(DATASET ENTRIES begins)
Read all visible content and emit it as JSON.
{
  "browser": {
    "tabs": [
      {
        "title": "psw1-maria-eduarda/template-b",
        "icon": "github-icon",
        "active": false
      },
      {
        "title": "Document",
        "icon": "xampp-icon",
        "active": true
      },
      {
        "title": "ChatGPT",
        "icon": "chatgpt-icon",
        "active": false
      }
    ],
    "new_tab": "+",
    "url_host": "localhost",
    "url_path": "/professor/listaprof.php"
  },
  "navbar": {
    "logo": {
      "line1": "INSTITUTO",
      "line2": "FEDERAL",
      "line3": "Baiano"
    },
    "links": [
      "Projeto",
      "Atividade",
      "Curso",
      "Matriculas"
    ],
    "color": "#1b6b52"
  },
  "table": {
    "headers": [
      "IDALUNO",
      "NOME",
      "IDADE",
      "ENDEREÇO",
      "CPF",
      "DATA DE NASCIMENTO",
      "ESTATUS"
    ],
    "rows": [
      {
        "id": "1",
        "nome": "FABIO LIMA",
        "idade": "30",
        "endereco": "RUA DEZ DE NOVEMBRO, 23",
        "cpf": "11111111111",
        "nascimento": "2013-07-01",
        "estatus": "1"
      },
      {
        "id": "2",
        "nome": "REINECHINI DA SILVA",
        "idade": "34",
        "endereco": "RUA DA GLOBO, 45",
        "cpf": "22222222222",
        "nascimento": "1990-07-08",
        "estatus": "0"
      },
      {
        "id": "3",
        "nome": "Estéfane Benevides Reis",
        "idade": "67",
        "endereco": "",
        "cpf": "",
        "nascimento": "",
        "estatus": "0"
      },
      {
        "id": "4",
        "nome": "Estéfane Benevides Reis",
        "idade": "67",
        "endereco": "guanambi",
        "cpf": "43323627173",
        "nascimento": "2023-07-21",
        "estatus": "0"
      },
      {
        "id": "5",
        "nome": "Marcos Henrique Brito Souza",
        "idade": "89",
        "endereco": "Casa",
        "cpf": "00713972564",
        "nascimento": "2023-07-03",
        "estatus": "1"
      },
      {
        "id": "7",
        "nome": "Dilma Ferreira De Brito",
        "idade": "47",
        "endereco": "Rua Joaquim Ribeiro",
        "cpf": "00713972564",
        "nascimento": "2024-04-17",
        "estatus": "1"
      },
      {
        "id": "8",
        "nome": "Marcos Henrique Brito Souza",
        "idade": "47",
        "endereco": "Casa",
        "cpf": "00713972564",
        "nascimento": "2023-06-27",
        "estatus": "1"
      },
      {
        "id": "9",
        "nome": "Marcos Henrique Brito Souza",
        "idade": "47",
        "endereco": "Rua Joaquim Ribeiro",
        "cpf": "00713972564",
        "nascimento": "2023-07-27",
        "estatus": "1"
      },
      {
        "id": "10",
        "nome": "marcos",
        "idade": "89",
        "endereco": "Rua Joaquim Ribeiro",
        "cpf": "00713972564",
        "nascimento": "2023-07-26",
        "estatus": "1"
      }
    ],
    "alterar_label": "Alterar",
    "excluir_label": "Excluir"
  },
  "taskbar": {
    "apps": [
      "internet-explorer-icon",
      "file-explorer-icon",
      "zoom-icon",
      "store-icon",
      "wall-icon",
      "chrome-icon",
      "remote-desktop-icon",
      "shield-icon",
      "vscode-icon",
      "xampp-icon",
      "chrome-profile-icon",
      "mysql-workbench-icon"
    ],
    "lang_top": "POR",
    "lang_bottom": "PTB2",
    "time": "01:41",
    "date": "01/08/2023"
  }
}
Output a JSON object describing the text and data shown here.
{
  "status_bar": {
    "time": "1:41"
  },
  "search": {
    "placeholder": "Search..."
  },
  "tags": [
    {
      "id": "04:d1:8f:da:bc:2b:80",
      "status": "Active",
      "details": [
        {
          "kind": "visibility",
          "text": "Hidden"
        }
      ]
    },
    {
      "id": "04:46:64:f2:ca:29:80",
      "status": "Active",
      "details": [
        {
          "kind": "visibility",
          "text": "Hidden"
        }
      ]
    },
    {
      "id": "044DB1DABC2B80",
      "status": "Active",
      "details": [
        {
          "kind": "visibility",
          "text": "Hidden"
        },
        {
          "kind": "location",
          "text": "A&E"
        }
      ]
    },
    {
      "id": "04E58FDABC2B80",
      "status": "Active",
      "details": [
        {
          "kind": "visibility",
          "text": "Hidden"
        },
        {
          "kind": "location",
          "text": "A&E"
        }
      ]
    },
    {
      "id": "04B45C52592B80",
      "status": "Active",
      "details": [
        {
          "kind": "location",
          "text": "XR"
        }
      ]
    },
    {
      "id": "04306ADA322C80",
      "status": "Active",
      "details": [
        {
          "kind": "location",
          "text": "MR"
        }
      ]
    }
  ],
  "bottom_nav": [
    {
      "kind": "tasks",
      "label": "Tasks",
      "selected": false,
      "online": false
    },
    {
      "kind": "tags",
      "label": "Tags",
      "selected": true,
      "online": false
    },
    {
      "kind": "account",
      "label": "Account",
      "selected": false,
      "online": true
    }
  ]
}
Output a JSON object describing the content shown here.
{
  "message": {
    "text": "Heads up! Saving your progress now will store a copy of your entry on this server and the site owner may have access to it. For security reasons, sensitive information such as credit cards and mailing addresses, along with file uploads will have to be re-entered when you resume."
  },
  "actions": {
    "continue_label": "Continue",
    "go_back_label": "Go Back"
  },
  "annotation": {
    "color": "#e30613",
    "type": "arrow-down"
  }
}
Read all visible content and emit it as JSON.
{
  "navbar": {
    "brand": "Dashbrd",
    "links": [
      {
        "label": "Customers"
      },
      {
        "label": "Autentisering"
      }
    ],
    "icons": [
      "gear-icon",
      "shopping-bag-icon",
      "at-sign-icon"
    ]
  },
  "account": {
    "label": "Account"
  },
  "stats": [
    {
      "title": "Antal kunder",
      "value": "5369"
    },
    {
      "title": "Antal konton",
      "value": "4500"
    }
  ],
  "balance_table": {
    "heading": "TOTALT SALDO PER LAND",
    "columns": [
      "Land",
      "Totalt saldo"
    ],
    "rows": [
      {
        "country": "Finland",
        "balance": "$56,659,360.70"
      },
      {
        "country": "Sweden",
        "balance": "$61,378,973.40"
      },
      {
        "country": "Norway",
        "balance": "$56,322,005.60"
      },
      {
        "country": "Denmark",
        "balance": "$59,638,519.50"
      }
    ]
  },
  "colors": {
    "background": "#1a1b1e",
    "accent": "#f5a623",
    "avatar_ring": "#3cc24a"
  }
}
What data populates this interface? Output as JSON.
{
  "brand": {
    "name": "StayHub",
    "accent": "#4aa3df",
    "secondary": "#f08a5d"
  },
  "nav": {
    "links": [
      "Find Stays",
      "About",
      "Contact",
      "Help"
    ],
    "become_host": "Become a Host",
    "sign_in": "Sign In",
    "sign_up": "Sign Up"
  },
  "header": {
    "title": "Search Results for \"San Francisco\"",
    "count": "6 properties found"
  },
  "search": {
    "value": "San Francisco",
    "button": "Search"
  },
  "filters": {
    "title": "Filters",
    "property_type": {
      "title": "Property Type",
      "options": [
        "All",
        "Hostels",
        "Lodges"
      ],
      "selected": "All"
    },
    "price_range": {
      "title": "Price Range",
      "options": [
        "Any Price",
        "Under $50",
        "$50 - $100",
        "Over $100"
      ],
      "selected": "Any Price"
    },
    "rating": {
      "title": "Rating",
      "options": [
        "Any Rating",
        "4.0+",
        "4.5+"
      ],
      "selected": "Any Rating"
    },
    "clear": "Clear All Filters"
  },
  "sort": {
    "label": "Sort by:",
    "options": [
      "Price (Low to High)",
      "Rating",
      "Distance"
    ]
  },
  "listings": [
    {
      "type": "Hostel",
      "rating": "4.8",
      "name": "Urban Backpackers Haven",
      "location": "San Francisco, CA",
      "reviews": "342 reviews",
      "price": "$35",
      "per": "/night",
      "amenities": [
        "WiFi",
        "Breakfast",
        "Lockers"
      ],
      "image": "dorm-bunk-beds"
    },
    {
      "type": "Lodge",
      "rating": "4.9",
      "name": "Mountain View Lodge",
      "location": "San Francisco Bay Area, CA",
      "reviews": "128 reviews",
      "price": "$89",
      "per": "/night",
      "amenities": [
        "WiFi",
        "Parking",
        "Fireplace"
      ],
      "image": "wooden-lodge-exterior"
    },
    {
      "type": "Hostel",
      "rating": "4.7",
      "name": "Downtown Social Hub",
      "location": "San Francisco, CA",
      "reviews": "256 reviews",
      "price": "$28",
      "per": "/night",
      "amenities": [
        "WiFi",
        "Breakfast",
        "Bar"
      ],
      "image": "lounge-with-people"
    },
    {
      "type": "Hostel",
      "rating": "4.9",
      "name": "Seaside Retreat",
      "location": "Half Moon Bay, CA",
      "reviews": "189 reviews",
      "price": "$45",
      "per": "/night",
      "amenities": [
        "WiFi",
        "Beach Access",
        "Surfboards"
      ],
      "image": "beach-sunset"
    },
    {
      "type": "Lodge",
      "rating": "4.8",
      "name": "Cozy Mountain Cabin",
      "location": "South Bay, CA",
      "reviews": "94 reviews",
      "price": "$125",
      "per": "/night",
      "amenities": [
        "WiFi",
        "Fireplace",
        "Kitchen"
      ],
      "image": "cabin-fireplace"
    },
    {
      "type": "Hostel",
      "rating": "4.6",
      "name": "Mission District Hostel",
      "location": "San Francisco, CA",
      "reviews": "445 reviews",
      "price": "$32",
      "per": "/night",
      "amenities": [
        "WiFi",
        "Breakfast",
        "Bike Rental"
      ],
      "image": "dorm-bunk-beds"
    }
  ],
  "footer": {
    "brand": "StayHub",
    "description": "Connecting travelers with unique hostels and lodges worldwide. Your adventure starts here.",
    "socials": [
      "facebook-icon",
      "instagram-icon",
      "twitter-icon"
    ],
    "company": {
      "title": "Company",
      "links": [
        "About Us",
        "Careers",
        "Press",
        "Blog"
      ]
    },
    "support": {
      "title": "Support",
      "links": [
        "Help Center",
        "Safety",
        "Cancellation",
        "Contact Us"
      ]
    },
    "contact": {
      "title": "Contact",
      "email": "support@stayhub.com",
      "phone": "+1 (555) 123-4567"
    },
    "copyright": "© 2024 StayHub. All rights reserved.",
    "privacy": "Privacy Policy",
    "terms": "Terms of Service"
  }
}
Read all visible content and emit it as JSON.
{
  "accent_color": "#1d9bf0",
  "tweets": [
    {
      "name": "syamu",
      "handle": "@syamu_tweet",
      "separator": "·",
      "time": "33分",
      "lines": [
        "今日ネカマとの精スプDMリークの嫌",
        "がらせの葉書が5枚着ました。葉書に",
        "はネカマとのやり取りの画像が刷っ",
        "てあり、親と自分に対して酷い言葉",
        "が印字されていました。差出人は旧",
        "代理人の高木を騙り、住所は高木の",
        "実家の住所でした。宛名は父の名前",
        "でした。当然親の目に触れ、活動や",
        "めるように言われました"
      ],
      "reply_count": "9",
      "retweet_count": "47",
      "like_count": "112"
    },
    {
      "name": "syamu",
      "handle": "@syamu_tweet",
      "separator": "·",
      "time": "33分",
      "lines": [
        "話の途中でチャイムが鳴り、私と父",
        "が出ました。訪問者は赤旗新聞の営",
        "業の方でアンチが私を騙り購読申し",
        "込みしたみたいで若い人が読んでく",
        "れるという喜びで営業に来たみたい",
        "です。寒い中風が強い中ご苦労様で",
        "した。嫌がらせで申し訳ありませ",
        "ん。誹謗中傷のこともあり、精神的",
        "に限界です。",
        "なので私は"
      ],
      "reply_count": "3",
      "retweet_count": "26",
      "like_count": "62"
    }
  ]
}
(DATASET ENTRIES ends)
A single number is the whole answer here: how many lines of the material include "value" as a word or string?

3